There has been a lot of stress and anxiousness preparing for Maggie’s first day of school. Ours not hers. We kept telling Maggie that she was going to be going to school and it was going to be fun. She didn’t really care, but how could she? She had never been and didn’t really understand, as far as we could tell. As far as she is concerned she has been going to school already. She has been in therapy for the past year and a half and probably thought she was just going to more therapy, which is mostly fun.
i know that the first day of school is emotional for most parents, but having a kid with special needs amplifies it. On top of the typical Pre School list of extra clothes, pull ups, panties, wipes, lunch and snacks, we had to make an extra bag for therapy equipment/devices that we use on a daily basis. This includes an arm brace, hand brace, eye glasses, weighted vest, weighted bracelets, AFO orthotics, and her PECS book. All items we have become accustomed to and the school staff needs to learn to use to help Maggie. We had to meet with all of her teachers beforehand and explain Rett Syndrome to them. Fortunately, these teachers have had some, albeit meager experience with Rett, but Maggie’s Rett is different, so we had to explain her to them. We spent an hour and a half in a room of 12 different therapists walking them through every little intricacy we could think of. We’re concerned because her teachers don’t know, and won’t really have the time, to force her to use her hands or bear weight on her arms, and that could result in a drastic loss of hand function – after all, “Use it or lose it” is the doctor’s mantra about Rett. So, we have to hammer that home to teachers who have to deal with 8 special needs kids who all have their own special special needs. It’s a lot.
We also needed an earthquake emergency bag. When I read this on the back to school list. I lost it. I couldn’t breathe. Living in California, I knew we needed to have one for her at school, but in the chaos of everything else, I simply forgot. So the day before school, I packed her earthquake bag. I cried and cried and couldn’t figure out why I was so upset, then I realized. If there is actually a disaster, Maggie is nonverbal. She can’t ask for help. If something happens to the school staff and she wanders about, she will wander away. Of course, I tell AJ and instead of his usual, “it’ll be fine, Jenny.” He got upset as well. He didn’t cry, but he was upset. AJ thinks we should microchip her, although I don’t think anybody does it besides veterinarians, I’m kinda with him on the idea.
So, now, I’ve ordered tags for her shoes, that will be on her at all times. They have our numbers on them and say “Not speaking Yet”. Rett Syndrome. WTF! Of course, the scenario where there is an earthquake and Maggie is all alone seems, to say the least, slim. But at least she has her tags.
In all honesty, if there is an earthquake, the building goes on lock down to protect the children. If they think I’m not going to repel off the roof and come in through the window, they are kidding themselves.

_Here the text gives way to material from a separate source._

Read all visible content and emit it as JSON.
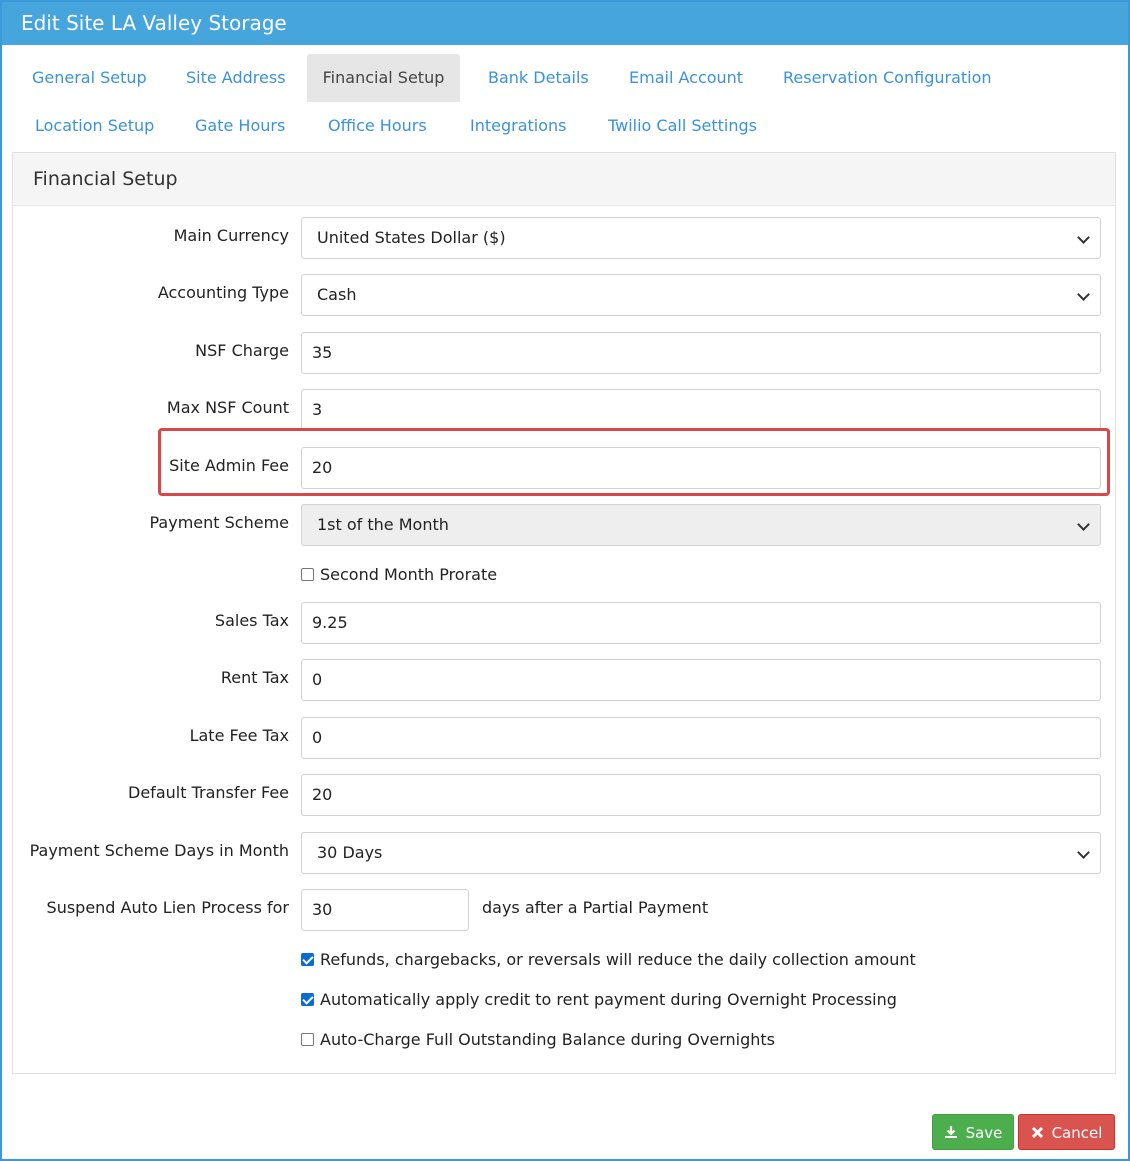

Other than my stress, anxiety, exhaustion from packing her bags, stressing about earthquake safety, I’d say Maggie’s first day of school was a success. I didn’t leave the school grounds, and she was happy and amazing. When she came home, she couldn’t stop giggling. She’s having the best time. I can’t say how much of a relief that is. We were certain we’d have to take her out of school, that it was unlikely to work out, that she was going to change, be exhausted and miserable. So, far, though, quite the opposite. The teachers have been impressed with how well she was transitioning. I don’t think they are as impressed with my transition, since I’m the only parent sitting on a couch in their lobby.